Beyond all doubt, this impact was mutual. A full-length portrait of a pregnant Clarice Rivers that Saint Phalle made in collaboration with Larry Rivers in 1964 (see Saint Phalle and Rivers, Portrait de Clarice Rivers enceinte 1964, collection of David and Isabelle Levy, Brussels) was one point of departure for her future Nanas, which she began to make that same year.40 But the impact reached further than the nouveaux réalistes’ circle. Recalling Rivers’s 1962 exhibition at Galerie Rive Droite ten years later, the influential French art critic Gérald Gassiot-Talabot named it ‘one of the most remarkable of the early 1960s’ considering the ‘trouble’ it caused and its ‘influence’ on the younger generation.41 He probably had in mind the debate that Rivers’s show aroused in the French review Arts in May 1962. Initiated by the critics Raymond Charmet and Michel Ragon, the discussion suggested that Rivers’s art opened a ‘third way’ for painting, between the dominating abstraction and traditional figuration. ‘The movement of an “other figuration” is now launched. A growing number of young artists could be united under this qualification’, Ragon wrote.42 Soon after this Gassiot-Talabot, also a contributor to Arts, created the label ‘figuration narrative’, to gather and display the works of artists working with ‘nouvelle figuration’, such as Hervé Télémaque, Eduardo Arroyo and Gérard Fromanger.43 In reaction to both nouveau réalisme and pop art, which were considered complicit in the perpetuation of a capitalist consumer society, they were hoping to reinject oppositional politics into figurative painting, using the formal means of comic strips, advertisements or ready-made objects. Peter Saul, an American artist also living in Europe at this time, between Paris and Rome, was similarly influential in this regard. However, unlike Rivers he admitted he ‘didn’t meet anybody of any artistic importance’ in Paris, except a few American painters.44

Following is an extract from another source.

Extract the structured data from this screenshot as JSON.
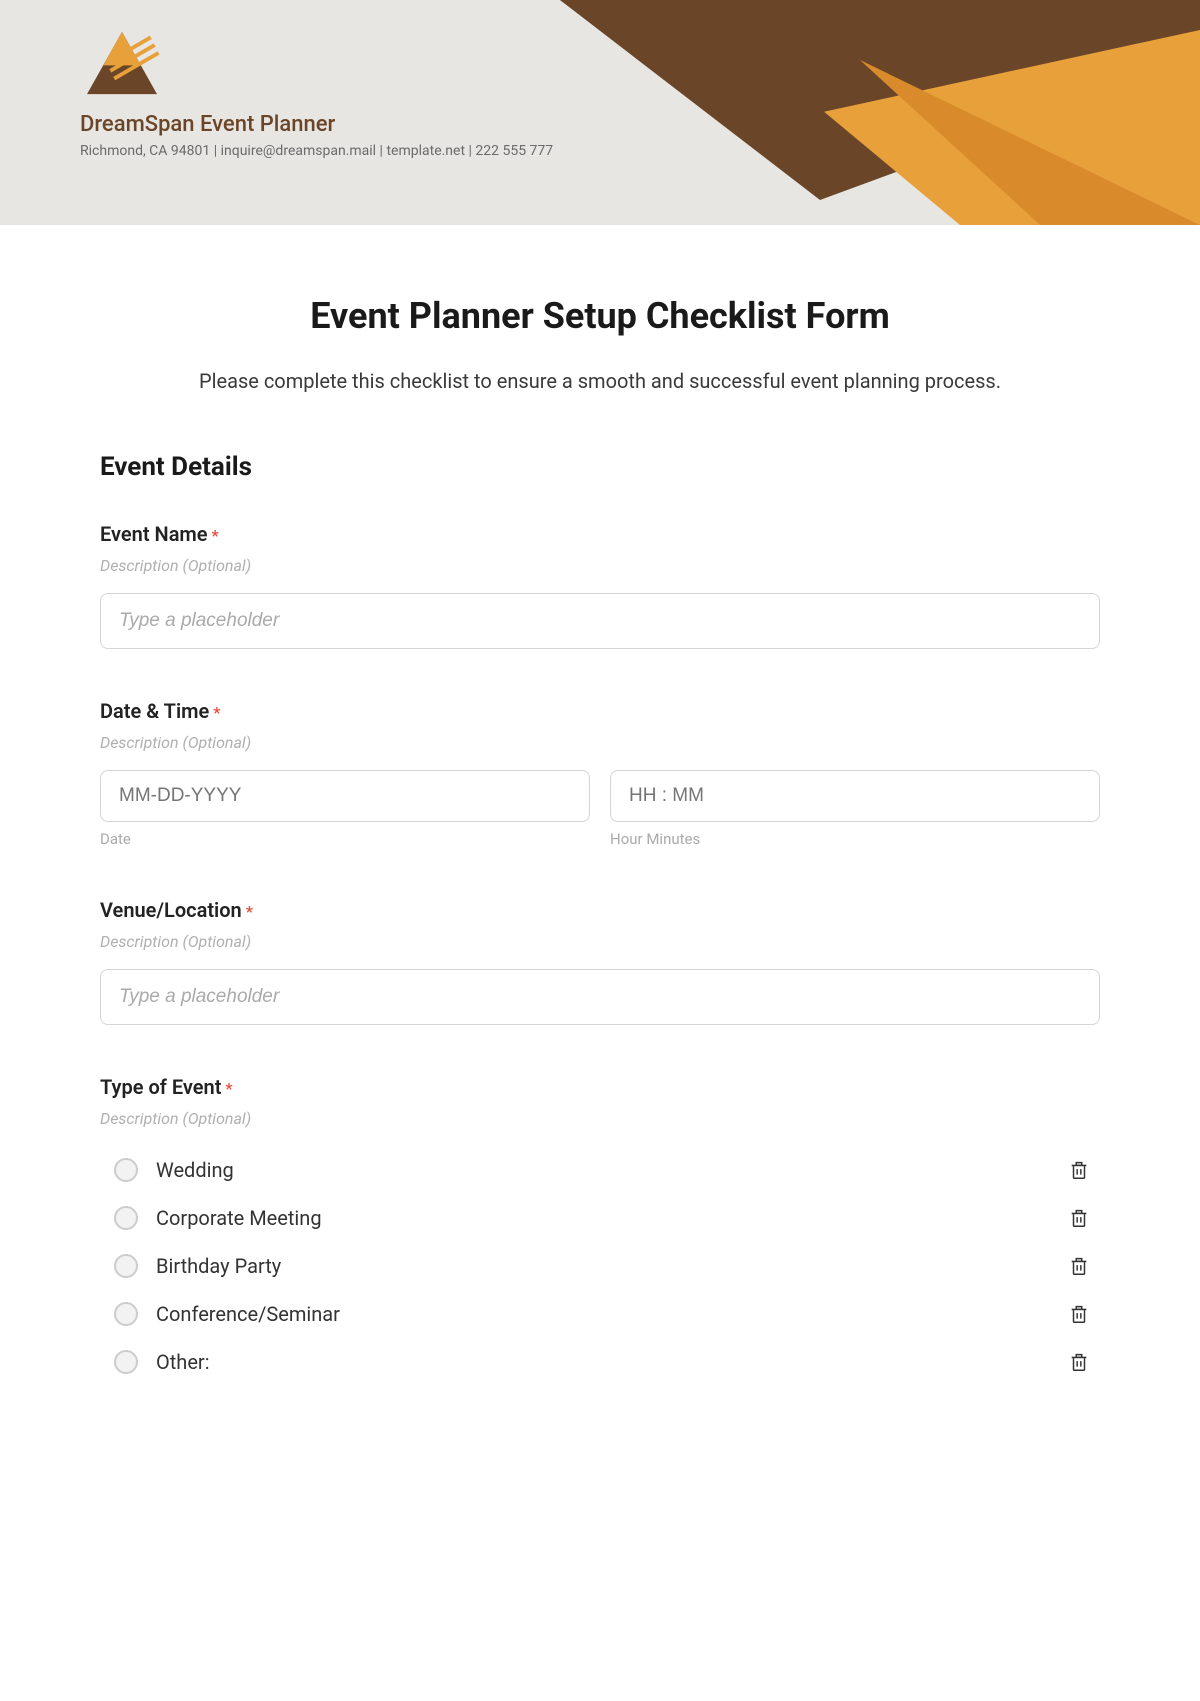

Thus if Rivers was turned away from pure painting towards the use of objects during his stay in Paris, in turn he offered French artists a way to engage with painting again, after the dead-end of abstraction. As he wrote to John Myer shortly after his arrival in Paris, ‘I really feel as if I’ve personally saved painting from a death come of neglect’.45
When Rivers came back to the United States after his European trip, he found that his market strategy had proved effective – in fact, far more so than his American dealers would have it: after an important solo exhibition in New York in December 1962, when he showed his new Parisian works to great acclaim, Rivers left the Tibor de Nagy Gallery, which had supported him for twelve years, to join the prestigious and multinational Marlborough Gallery.46 John Myers resented bitterly what he considered a betrayal: ‘I deeply regret that “international fame” moved you so very far away from us’, he wrote.47 Rivers was now one of the most famous ‘blue chip’ painters of New York.48 Paris may well have seemed remote and provincial at this point. ‘I know you consider Paris the minor leagues, and you are doubtless right’, John Ashbery wrote to Rivers from France after his departure.49
But his productive and rewarding time in Paris never completely left his mind. In his nostalgic Golden Oldies 60s from the late 1970s (fig.9), Parts of the Face: French Vocabulary Lesson appears in evidence in the upper-right corner, next to the Camels and the French Money paintings, like snapshots of better years.